"He is asking himself the question," says Fernand Duchaussoy, head of the French Football Federation. One thing that gives Platini pause, Duchaussoy added, is that leading FIFA involves "a lot of traveling, a lot of personal investment."
Without Platini, the choice in the FIFA poll this time is uninspiring and poor: Blatter, yet again, or Asia's chief football administrator, Mohamed bin Hammam.
In other words, a 75-year-old who can't accept that FIFA needs new leadership against his 61-year-old former ally who helped Blatter stay in power in the last contested FIFA ballot in 2002 but who now wants to elbow him out. If that seems somewhat fratricidal, like a scenario from backstabbing Roman days, that's because it is.
Platini is wise to stay out of it. Now is not the best of times to be seen to have ambitions at FIFA, not after all the allegations of corruption and anger generated by the process that gave the World Cups of 2018 to Russia and 2022 to Qatar. For a gauge of how low FIFA's stock has fallen under Blatter's command, talk to Jim Boyce. The Northern Ireland football official says he's faced ribbing for accepting a new appointment as a FIFA vice president.
"People have made jokes to me about it," he says. "They have sort of made, I wouldn't say sarcastic comments, but ..."
Grit your teeth, because the next few weeks of Blatter vs. bin Hammam electioneering promise to be wholly unflattering for FIFA. Expect plenty more of the backroom politicking and deal-brokering that have helped give the organization such a bad name as a cozy club short on transparency and real accountability. Men in sharp suits who hug and glad-hand each other for the cameras but behind closed doors want to know what's in it for No. 1, themselves.
That's one reason why bin Hammam is offering money and patronage for FIFA member associations if he is elected. You can ignore his talk that FIFA needs "new faces, new blood, new air," because bin Hammam embodies none of those. He has been a member of FIFA's decision-making executive committee since 1996, which undercuts his claim to be a candidate of change. He has led football in Asia since 2002 but made less of a splash in that time than Platini has in his four years in charge in Europe.
Some of Platini's views and ideas are contestable. He is, for instance, overly stubborn with his allergy to the use of modern technological aids that could help overworked referees make fewer mistakes.
Nor will European football be magically made fairer by his so-called "financial fair play" rules which aim to lean on clubs that recklessly overspend. While Platini is right to be alarmed by the soaring costs of player wages and transfers, the Manchester Uniteds of football will always be richer and thus stronger than the likes of Lille. The rules do identify Platini as typically French: a bit suspicious of free markets and not averse to meddling in them to stop perceived abuses.

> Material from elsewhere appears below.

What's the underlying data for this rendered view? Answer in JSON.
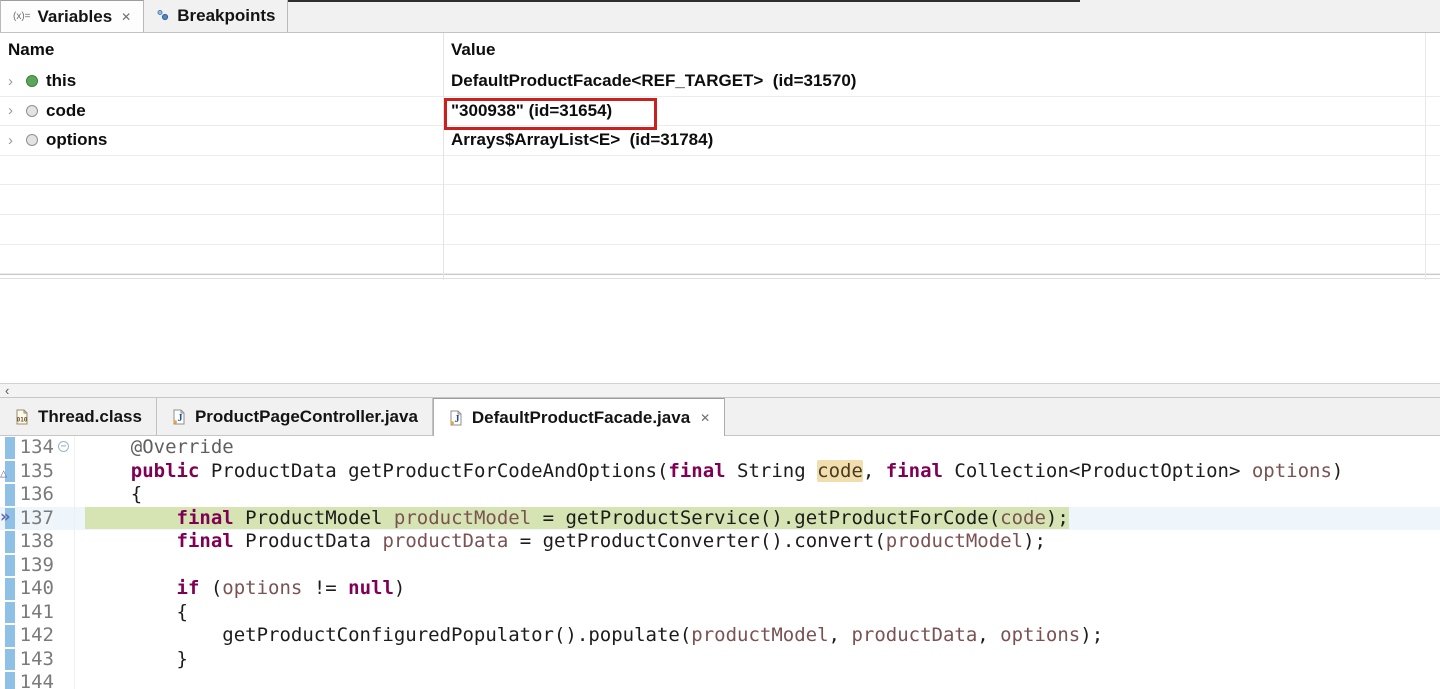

But at least Platini gets things done. On his way back from a trip to Sudan in February, for example, he stopped off in Serbia and Croatia to browbeat those countries' leaders about fan violence, warning that he would boot their national and club teams out of European competitions if hooligans aren't brought under control.
Platini's introduction of extra assistants to help referees in European club matches, his human alternative to using technology, also had the knock-on effect of highlighting the procrastination over at FIFA. It has gone back and forth on the issue of how to better officiate matches, including the possible use of goal-line technology, without yet reaching a definitive conclusion.
Platini's straight-talking candor is refreshing, too. He's still very much a football man, looking this week at UEFA's congress in Paris as though he just stepped out of the dressing room, with collar unbuttoned and hair so disheveled that he tried to slick it down with both hands before speaking to TV cameras.
"FIFA will evolve in the years to come. There will be generational changes, changes in people," he said.
But when asked if he plans to lead those changes from 2015, Platini was as evasive as he used to be against opposition defenders.
"Shall we see each other in three years? And then I'll tell you," he said.
But, really, he probably won't mind if you start wearing a lapel badge that reads: "Platini, president!"
John Leicester is an international sports columnist for The Associated Press. Write to him at jleicester(at)ap.org